Diverse Colombia by Colombia Photo Expeditions, in which Kike Calvo profiles interesting information, research and thoughts on Colombia for journalism, ecotourism, science, exploration and photography.
The National Geographic Society recently recognized President Juan Manuel Santos of the Republic of Colombia for his unwavering commitment to conservation. In a ceremony at Society headquarters, Gary E. Knell, president and CEO of National Geographic Society, along with Jean Case, chairman of the National Geographic Society Board of Trustees, honored President Santos for his dedicated efforts to protect Colombia’s environment. Colombia is one of world’s richest countries with respect to biological and cultural diversity, and President Santos has done more than many elected leaders in the Americas to expand protected areas so they’re enjoyed by generations to come.
I am proud that a selection of my Colombian land and drone footage was included in the video presented to President Santos during the event. You can see the full video in Spanish here.

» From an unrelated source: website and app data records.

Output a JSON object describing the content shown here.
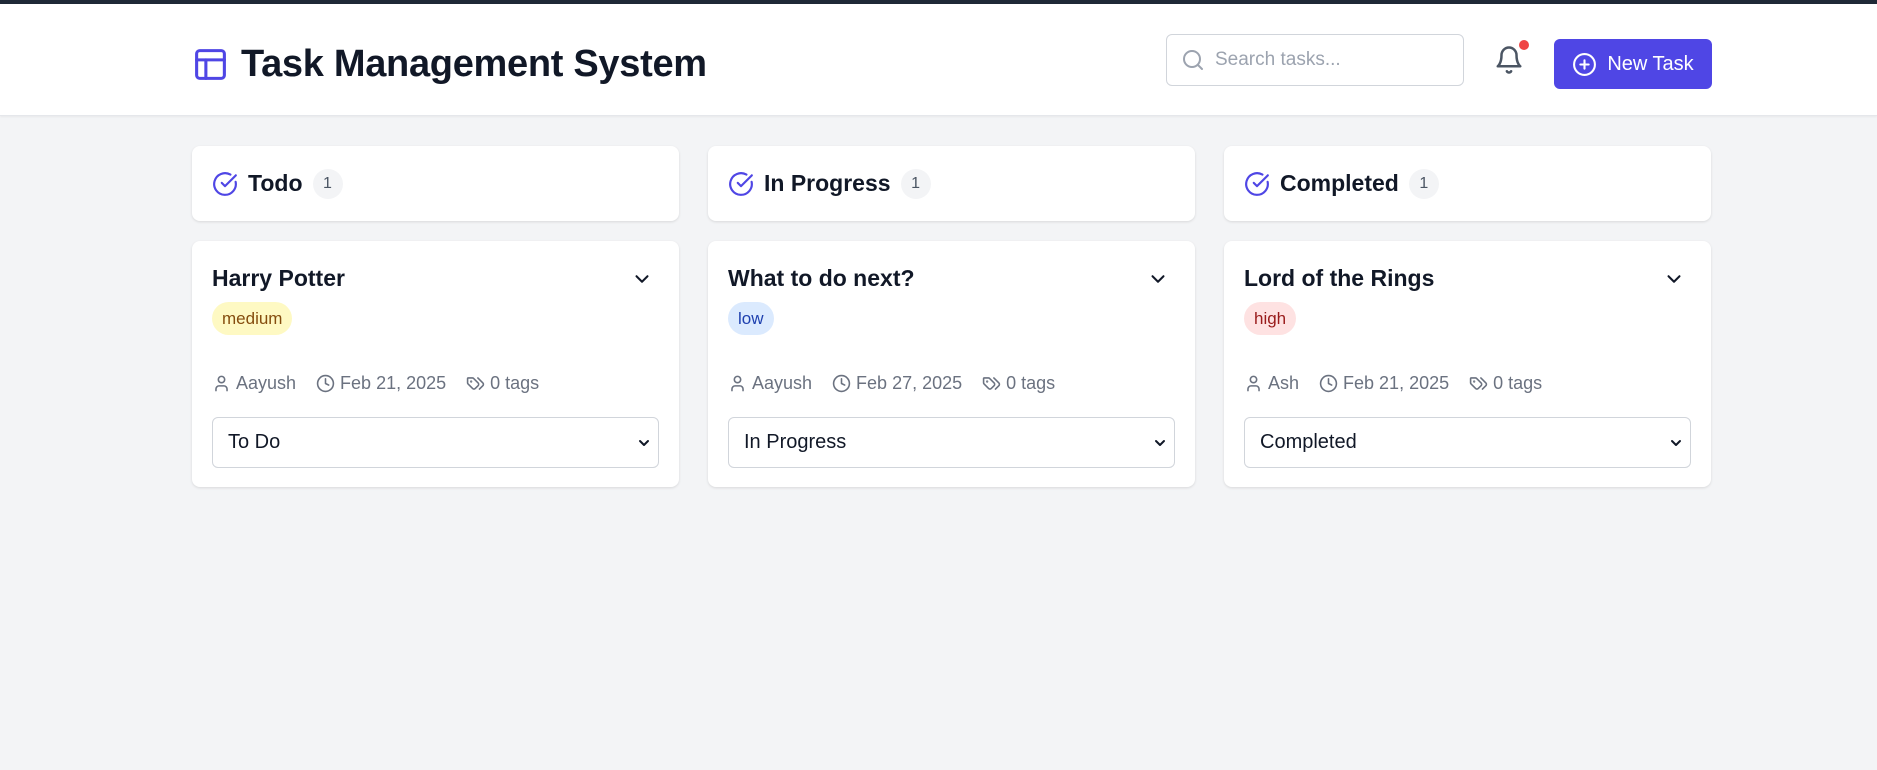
{
  "header": {
    "title": "Task Management System",
    "search_placeholder": "Search tasks...",
    "new_task_label": "New Task",
    "notification_dot_color": "#ef4444",
    "accent_color": "#4f46e5"
  },
  "columns": [
    {
      "title": "Todo",
      "count": "1",
      "card": {
        "title": "Harry Potter",
        "priority": "medium",
        "assignee": "Aayush",
        "date": "Feb 21, 2025",
        "tags": "0 tags",
        "status": "To Do"
      }
    },
    {
      "title": "In Progress",
      "count": "1",
      "card": {
        "title": "What to do next?",
        "priority": "low",
        "assignee": "Aayush",
        "date": "Feb 27, 2025",
        "tags": "0 tags",
        "status": "In Progress"
      }
    },
    {
      "title": "Completed",
      "count": "1",
      "card": {
        "title": "Lord of the Rings",
        "priority": "high",
        "assignee": "Ash",
        "date": "Feb 21, 2025",
        "tags": "0 tags",
        "status": "Completed"
      }
    }
  ],
  "priority_colors": {
    "medium": {
      "bg": "#fef9c3",
      "fg": "#854d0e"
    },
    "low": {
      "bg": "#dbeafe",
      "fg": "#1e40af"
    },
    "high": {
      "bg": "#fee2e2",
      "fg": "#991b1b"
    }
  }
}
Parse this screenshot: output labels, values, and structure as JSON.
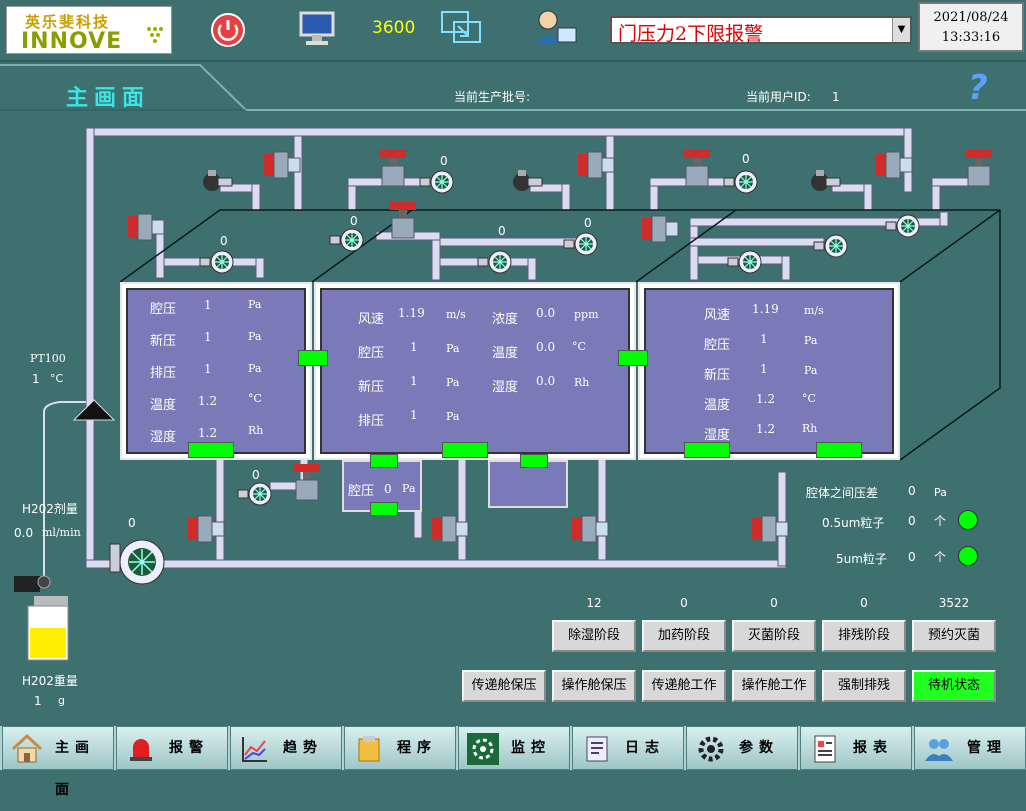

Since his election to the presidency in 2010, President Santos, last year’s Nobel Peace Prize winner, has made significant strides on behalf of the environment, increasing the total area of Colombia’s network of protected areas to more than 6,500 square miles on land and sea. Most notably, he more than doubled the size of Chiribiquete National Park, located in the heart of Colombian Amazonia. The park contains a variety of natural wonders, from “tepuis” — table-top mountains with isolated, unique ecosystems — to some of the most botanically diverse lowland forests in the northern Amazon. The amazing animal species in Chiribiquete include jaguars, tapirs and birds found in no other region on Earth.
Featured photo: National Geographic Society President and CEO Gary E. Knell (left) stands with President Juan Manuel Santos of Colombia (right) at a special ceremony honoring President Santos for his unwavering commitment to conservation held at the National Geographic Society in Washington, D.C. on September 21, 2017. Photo by Sora DeVore/National Geographic